Today’s newsletter is not about speaking a language like Russian or Swahili or Tamil. It is about the language of love. My husband wrote this article for married couples, but the principles apply to conversations in our family, among our staff, and even with nationals. Our words are powerful.
How old were you when you learned to talk? Very verbal children might say their first words at 10 months. By age two you probably had a vocabulary of 100 to 200 words, and the ability to form simple sentences. So you might say that you’ve been saying words all your life. But the real question is, “What have those words done?” Sure, millions of them, even most of them, are gone and forgotten, having served their momentary purpose. Others, though, had profound and lasting consequences.
At the core of the biblical teaching about our words is the idea that they have power. The Bible has hundreds of verses referring to our speech, dozens in the book of Proverbs alone. At the core of the biblical teaching about our words is the idea that they have power . . . power to build or destroy; to bless or to curse; to heal or to wound; to instruct or to corrupt.
Imagine, you are five years old . It’s a beautiful Saturday afternoon. Suddenly you come running into the house, crying. You’re sobbing like someone hit you with a stick. “What’s wrong?” Mom asks. “They called me stupid!” you moan. Your mom may have repeated the conventional wisdom that your grandmother told her: “Sticks and stones may break your bones, but words can never hurt you.” Conventional, but so wrong.
We’ve all been hurt by words, and sometimes the effect lasts years. Proverbs 12:18 tells us that rash, reckless words pierce like a sword. As always, the Bible is realistic, not idealistic. It acknowledges the pain that broken people often inflict on each other, but also the healing that can happen when the right words are spoken from a loving heart.

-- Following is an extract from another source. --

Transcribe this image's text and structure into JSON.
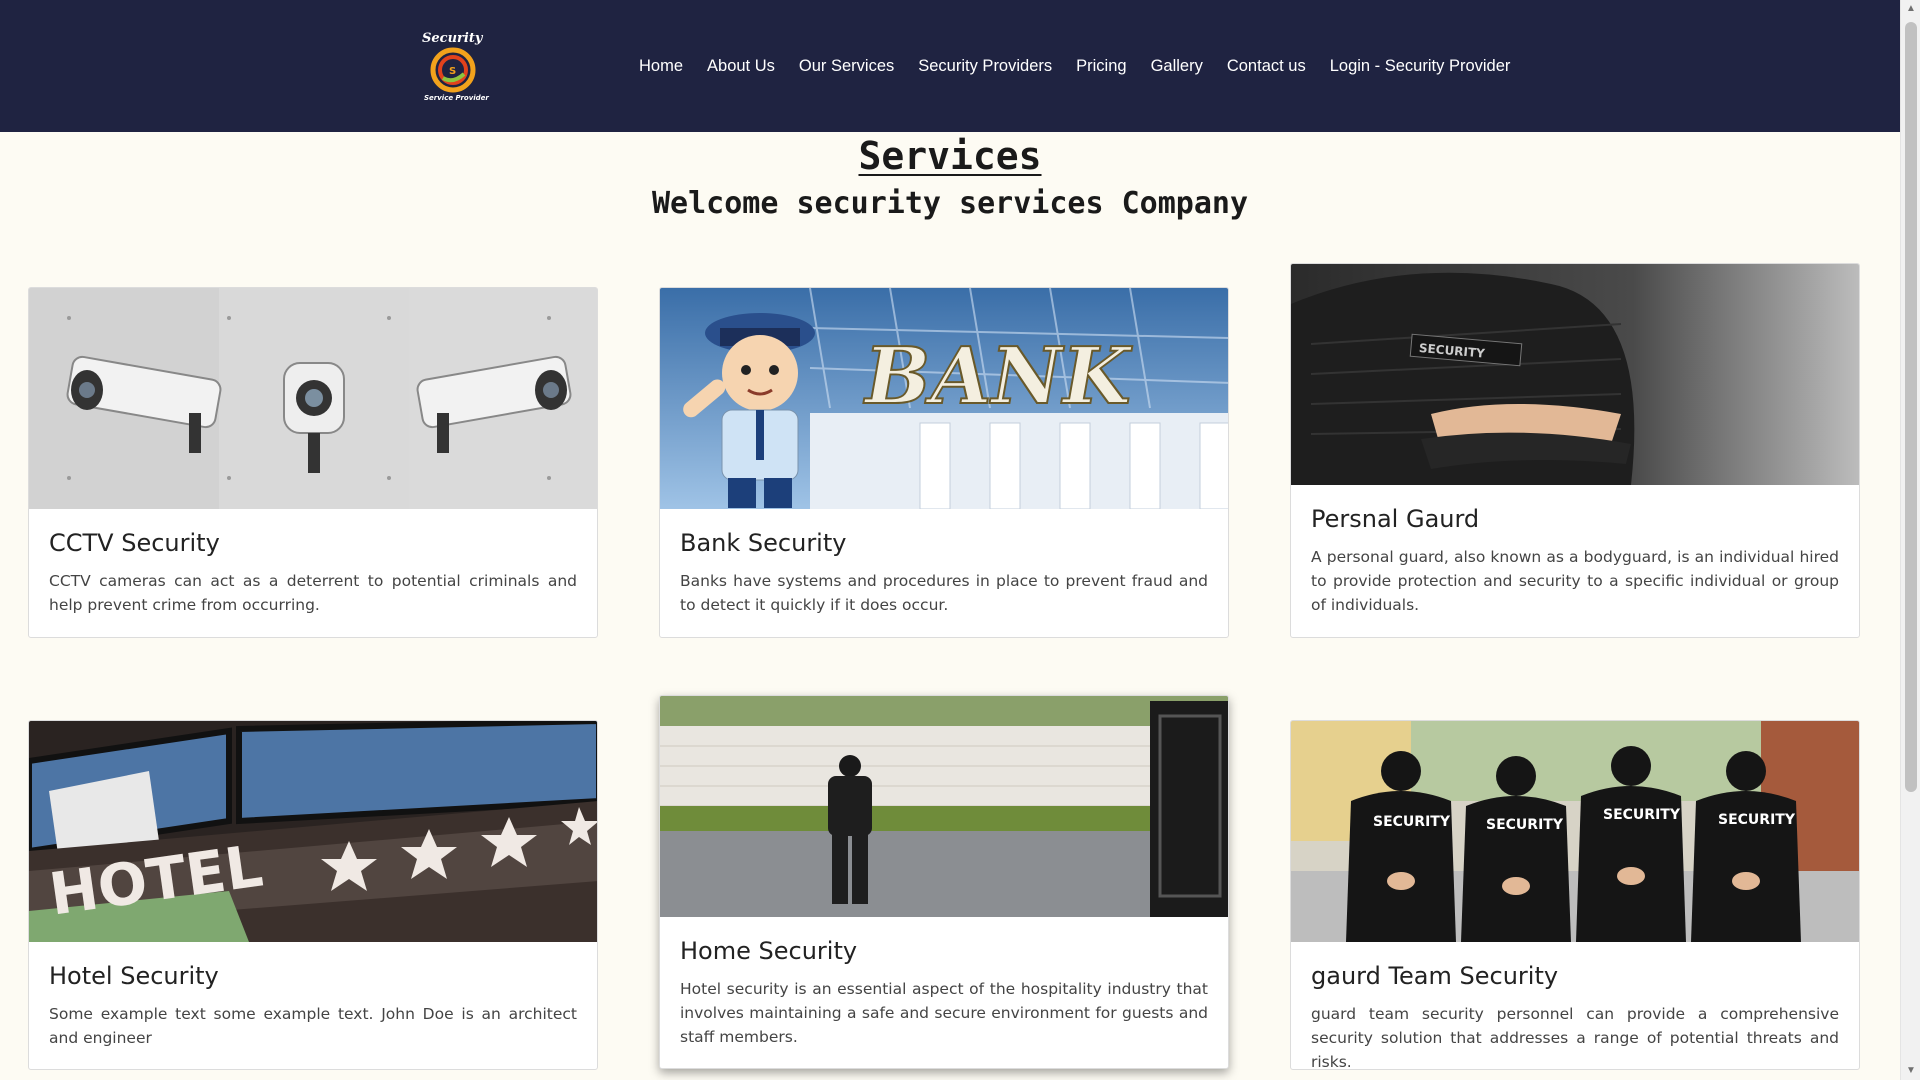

The power of words is multiplied by the closeness of the relationship. Reason? For a close relationship to exist, there must be some unguarded openness. A stranger’s malignant words can sting, but the same words from a spouse, parent, sibling, or child, can drive a stake in our exposed hearts.
Thankfully, that is not the end of the story. If words can hurt, words can also heal. So the second part of the verse tells us that “the tongue of the wise brings healing.” A well-timed comment from a wise heart can encourage us in a way that will change both the outlook and the outcome of our lives. Wise words, spoken in love and re-enforced regularly, can actually heal wounded hearts, reversing the damage of years.
Positive words invigorate us.
Some time ago I called a woman who was a spiritual mother to me many years ago. We had been out of contact for a long time. As I told her of our life and ministry, she said ‘Mike, I am so proud of you.” Friends, that dear woman has known me since I was 16, and now I am 60. She saw me in the early, confused days of my spiritual development. To hear her express pride in what God has done in our lives means more, much more, than the passing compliment of a stranger. And when Diane- my wife, my lover, my friend- tells me she is honored to be my wife, those words invigorate me, making me want to be an even more honorable man in every way.
Good job, faithful servant
One day you will stand before God, and if you have done your best to live for him and his Kingdom, you will hear him say “Good job, faithful servant. Share my Father’s joy forever.” But until that day, let the encouraging, healing words of the Father’s heart flow from your heart to your husband.
Here are some strategies. When you hear a word that encourages you, acknowledge it. When you say words that wound, withdraw them quickly before they eat away at your spouse’s soul. Tell your mate you are sorry for those words, and confess that you said them in a moment of anger or frustration. If many hurting words have been spoken, declare a day when you will give yourselves a new beginning. Sure, you’ll probably still wound each other from time to time, but when you know you have, forgive.
One last action point, and this is a big one. The Bible tells us that words are the expressions of our hearts. It also tells us that God can make us new people, that he can change the composition of our souls, thereby changing the way we speak. That change begins in a moment, when we ask God to make us new. It continues as we renew our souls through reading and deeply considering the words of the Bible.
Let’s have marriages that bring healing and growth. Speaking healing, encouraging words will help make that happen. Then we will see the truth found in the words of this old song:
“Down in the human heart, crushed by the Tempter, Feelings lie buried that grace can restore. Touched by a loving hand, wakened by kindness, Chords that were broken can vibrate once more.”
A healthy, loving marriage births new music from healed hearts. So sing on, lovers! Awake the sleeping ambition! Call forth the buried talent! Soothe the fearful nerves! Glorify God!
Thanks to Mike Constantine for this encouragement!